Our world is full of cameras. Our laws allow video recording of public spaces. That means that any time you are in public, you might be on camera. You are certainly part of recordings in convenience stores and banks. Whether such footage will ever see use in a lawsuit is another matter. First, something will have to go wrong. Whether for a personal injury claims, automobile accidents, or other unfortunate circumstances that lead to lawsuits, you will want the strongest evidence and that often comes from surveillance video.
The Power of Video Evidence
Video recordings offer fantastic evidence to prove or disprove testimony. With a good recording, legal claims will sometimes evaporate. Fraudulent lawsuits or lawsuits brought on by good people who simply misinterpreted the events seldom survive exposure to video recordings. The mere mention of the existence of such evidence can create surprising results.
Business Video Recordings
Video recordings that law enforcement officers make provide evidence on a regular basis.
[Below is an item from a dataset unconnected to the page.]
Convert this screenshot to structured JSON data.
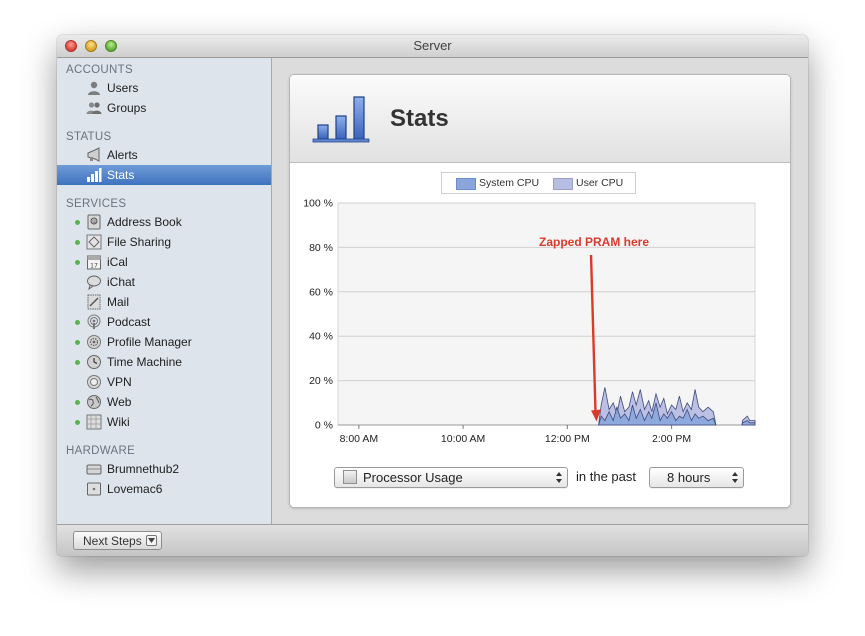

A vast number of stores create recordings as well. Traffic cams are also on the rise. Those and numerous other commercial and private entities have recording devices running around the clock.
Mobile Phone Video Evidence
Video evidence of crimes, fraud, and traffic incidents are on the rise. They come not only from commercial cameras but from mobile devices. With almost every hand in America holding a camera phone, the volume of and the potential for video evidence is astounding.
Questions About Video Evidence
The questions then become who will those videos benefit and who will have access to them? Will the judge allow them as evidence? If you suffer involvement in an incident that spawns an injury lawsuit or other civil claim, you want those questions answered. Witness testimony provides useful evidence, but video footage is usually incontrovertible.
Surveillance Video Can Be Used For or Against You
Video footage can hurt you as easily as it can help. Two cases that occurred fairly recently involved a shooting of a bond agent client and an assault in a hospital. Videos show both the incidents with fair clarity. The results, however, were a bit surprising. The bond agent and the hospital each recorded the video. The results, however, turned out both favorable and unfavorable for those two businesses. The jury found the bond agent not guilty. Conversely, the hospital received a lawsuit because the staff did not control the attacker, who was also a patient.
Can You Obtain Surveillance Video from Others?
In the above cases, the video was easy to obtain, but what happens if you don’t own it? How do you obtain a recording that might prove your innocence? The good news is that such evidence is most often handed over out of courtesy. Most private citizens and businesses have no issue sharing the recording, especially to law enforcement. When those holding the recordings refuse, however, a different approach may still work. It is a crime to destroy such evidence, so a subpoena for that video will help you obtain the proof you seek.
Laws Regarding Video Recording
The other piece of good news is that strict codes regarding video recordings are not prevalent. You may have heard much about privacy laws regarding recording another person and those laws do exist. However, they primarily deal with audio recordings. Video recording laws have yet to come of age.
Is Your Evidence Admissible?
You should still understand what laws apply to the video you hope to submit. Will laws you know nothing about throw the evidence out? What guidelines will your judge be following? What are the laws in your state? The complexities may require some study, or you might need to seek help.
If you are in doubt about your rights or how you might obtain video regarding an incident which involves you, consult an attorney. While you will not have had experience obtaining such evidence, your attorney will be able to offer you guidance in these matters.
PHOTO: Photo by Niv Singer on Unsplash